Thinking more about problem design. Will have some original thoughts on the topic soon, but in the meantime, this post from Avery caught my eye (forget where I found it from). Really like this list, and also like the comment from John Scammell with his own summary of good problems, reproduced below:
A good problem is:
Given at the beginning of the learning, not at the end.
Non-routine. Students can not answer it immediately.
Allows every student an entry into it.
Is compelling enough that students are engaged in the problem.
Is interesting enough that students are compelled to persevere.
Fosters discussion and debate.
Invites multiple methods of solution.

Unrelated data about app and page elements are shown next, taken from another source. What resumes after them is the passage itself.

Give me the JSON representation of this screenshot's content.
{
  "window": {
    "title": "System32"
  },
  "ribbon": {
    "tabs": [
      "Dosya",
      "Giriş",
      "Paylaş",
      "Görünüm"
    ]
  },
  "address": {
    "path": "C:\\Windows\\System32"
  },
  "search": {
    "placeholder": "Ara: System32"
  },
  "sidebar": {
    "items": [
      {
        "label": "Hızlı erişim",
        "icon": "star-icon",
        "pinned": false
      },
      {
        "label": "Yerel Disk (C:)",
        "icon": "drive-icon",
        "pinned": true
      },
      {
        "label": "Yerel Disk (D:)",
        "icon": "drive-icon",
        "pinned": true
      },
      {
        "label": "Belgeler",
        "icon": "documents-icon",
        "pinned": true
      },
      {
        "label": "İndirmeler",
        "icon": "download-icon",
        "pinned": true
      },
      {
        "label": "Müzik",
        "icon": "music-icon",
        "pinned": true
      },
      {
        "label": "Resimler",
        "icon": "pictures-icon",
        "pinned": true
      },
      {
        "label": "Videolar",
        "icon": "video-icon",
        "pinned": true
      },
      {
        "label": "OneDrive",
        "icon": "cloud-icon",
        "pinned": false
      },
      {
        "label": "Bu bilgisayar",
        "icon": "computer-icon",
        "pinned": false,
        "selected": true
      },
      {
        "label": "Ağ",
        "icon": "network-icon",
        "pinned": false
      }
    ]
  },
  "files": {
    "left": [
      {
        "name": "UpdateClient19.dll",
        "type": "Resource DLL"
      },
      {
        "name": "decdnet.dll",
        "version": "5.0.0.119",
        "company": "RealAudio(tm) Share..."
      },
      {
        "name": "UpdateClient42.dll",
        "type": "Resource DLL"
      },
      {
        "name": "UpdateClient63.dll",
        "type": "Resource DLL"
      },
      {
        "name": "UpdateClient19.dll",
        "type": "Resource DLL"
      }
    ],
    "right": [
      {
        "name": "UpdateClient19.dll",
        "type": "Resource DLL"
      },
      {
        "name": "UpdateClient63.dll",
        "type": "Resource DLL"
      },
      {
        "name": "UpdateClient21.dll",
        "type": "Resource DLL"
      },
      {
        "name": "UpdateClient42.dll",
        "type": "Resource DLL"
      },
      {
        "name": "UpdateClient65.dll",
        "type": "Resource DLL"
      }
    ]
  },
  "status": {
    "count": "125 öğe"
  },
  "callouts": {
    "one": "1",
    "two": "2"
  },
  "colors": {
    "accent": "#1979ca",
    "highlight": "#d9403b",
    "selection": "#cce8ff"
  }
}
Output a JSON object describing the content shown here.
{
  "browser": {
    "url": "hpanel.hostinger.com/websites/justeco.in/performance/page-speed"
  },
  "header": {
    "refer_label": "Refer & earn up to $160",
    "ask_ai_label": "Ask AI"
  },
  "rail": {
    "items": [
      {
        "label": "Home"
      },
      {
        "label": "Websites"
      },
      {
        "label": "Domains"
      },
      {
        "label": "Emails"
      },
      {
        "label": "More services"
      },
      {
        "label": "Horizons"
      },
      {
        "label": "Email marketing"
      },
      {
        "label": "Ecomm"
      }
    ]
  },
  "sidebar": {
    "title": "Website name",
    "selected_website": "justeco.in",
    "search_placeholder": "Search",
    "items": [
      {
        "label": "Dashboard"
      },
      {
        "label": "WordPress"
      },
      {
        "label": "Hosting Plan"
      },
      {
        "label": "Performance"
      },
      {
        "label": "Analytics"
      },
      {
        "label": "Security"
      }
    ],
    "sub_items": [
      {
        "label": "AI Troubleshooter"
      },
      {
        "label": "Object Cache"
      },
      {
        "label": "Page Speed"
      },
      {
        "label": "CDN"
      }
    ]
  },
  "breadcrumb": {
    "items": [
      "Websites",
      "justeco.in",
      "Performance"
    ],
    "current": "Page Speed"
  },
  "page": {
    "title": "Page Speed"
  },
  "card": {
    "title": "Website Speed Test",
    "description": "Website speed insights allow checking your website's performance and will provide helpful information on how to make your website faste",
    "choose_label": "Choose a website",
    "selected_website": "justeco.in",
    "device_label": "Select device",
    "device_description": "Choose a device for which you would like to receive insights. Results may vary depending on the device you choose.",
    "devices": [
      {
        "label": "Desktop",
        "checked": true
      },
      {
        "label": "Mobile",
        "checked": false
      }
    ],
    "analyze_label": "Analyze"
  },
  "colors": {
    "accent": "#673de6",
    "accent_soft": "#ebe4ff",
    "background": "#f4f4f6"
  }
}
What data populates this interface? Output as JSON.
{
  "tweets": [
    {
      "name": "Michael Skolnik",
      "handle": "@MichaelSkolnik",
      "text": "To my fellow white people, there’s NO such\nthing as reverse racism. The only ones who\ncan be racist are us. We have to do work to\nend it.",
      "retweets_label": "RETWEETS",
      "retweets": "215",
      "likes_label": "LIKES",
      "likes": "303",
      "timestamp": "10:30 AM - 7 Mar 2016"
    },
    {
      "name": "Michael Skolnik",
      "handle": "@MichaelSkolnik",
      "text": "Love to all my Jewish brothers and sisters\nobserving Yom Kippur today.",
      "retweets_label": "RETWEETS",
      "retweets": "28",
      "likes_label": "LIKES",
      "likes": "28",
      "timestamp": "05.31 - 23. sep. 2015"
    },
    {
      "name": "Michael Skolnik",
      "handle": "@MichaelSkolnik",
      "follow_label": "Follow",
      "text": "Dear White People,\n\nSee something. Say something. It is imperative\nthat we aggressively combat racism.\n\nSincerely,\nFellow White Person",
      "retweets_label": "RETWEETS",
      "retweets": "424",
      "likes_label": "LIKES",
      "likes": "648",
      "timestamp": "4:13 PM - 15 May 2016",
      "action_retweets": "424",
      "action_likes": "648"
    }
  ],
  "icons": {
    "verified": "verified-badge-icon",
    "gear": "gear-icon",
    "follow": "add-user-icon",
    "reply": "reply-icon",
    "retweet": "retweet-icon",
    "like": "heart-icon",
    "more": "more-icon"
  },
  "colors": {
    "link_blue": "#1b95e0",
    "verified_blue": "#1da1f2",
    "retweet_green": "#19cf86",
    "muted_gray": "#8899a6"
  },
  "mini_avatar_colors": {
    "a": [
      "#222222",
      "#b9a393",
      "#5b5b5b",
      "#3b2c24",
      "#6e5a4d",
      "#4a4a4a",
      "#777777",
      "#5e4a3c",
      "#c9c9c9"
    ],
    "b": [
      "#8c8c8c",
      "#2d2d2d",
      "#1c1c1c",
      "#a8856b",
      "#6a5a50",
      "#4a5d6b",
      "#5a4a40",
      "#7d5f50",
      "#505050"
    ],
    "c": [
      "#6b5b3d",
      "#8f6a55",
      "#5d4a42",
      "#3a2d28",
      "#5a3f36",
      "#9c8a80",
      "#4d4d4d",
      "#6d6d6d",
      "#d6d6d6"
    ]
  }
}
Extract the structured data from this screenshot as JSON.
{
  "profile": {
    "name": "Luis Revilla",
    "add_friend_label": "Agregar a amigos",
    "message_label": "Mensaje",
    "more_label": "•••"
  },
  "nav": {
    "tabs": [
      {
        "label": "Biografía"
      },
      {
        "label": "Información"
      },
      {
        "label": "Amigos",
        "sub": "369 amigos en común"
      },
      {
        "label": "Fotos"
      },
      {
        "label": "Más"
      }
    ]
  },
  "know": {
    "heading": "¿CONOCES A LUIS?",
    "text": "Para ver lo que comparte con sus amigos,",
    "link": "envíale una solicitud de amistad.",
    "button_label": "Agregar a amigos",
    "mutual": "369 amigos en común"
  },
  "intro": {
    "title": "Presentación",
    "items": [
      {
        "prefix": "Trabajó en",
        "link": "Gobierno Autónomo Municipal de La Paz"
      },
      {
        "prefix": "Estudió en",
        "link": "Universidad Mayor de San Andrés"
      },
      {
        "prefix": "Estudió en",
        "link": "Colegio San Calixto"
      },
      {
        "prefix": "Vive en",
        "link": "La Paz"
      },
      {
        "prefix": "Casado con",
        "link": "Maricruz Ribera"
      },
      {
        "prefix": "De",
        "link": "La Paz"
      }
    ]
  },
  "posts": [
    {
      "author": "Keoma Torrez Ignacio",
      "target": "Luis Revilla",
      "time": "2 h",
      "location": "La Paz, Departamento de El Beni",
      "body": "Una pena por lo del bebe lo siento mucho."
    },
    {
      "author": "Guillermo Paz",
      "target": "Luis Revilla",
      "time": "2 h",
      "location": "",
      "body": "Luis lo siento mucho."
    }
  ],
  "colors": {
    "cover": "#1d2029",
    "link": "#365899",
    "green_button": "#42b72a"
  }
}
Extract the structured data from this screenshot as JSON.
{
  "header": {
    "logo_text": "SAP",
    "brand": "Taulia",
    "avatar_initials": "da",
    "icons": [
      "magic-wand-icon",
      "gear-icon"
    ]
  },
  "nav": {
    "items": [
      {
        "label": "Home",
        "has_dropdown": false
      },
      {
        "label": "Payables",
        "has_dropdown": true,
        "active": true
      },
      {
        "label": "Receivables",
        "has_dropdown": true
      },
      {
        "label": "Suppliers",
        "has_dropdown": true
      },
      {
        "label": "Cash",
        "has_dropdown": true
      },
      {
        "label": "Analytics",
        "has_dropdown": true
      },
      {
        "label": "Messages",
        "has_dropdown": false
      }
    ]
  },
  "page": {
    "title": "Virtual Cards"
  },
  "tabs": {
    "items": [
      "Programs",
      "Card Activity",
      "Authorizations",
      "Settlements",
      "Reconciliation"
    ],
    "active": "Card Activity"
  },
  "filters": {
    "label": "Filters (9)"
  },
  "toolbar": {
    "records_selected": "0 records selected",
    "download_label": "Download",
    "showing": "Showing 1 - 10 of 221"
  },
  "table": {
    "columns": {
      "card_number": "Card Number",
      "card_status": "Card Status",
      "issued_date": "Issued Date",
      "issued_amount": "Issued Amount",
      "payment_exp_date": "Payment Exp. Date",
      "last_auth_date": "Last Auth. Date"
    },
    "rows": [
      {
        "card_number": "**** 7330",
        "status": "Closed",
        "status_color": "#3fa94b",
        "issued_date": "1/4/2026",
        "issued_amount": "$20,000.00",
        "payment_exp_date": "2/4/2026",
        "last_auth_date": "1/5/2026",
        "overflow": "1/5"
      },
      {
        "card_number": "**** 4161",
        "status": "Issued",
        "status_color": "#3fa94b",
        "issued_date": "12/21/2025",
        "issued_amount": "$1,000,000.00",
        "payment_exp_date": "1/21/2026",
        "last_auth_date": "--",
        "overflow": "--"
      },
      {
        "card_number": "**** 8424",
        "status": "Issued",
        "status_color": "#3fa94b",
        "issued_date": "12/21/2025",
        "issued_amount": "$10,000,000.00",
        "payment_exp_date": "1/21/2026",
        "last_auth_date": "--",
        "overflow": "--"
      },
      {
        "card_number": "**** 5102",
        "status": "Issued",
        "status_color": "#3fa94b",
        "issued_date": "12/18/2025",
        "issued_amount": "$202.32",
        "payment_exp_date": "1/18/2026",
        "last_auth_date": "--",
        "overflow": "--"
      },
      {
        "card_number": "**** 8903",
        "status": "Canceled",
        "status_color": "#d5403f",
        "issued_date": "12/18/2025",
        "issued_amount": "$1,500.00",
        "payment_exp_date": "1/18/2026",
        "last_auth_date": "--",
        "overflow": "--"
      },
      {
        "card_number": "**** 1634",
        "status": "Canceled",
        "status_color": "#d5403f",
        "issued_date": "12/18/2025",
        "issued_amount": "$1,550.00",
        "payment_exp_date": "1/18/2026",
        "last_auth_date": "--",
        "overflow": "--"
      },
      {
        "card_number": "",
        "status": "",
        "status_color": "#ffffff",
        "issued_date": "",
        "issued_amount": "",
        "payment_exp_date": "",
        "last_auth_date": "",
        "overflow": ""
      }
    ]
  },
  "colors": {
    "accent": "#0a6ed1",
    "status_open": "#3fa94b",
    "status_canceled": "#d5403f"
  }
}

Love this list. Love it. This is the type of stuff I post above my desk at school. However, my skepticism, and the motivation of my series of posts on problem design, is that it is a) hard and b) time-consuming to come up with problems that meet all of these criteria. I think a difference could be made in more classrooms, and more classes in those classrooms, with a shift toward more small (2-10 minute) problems that promote a subset of these principles, and that the sum of those problems is an extremely high-quality education.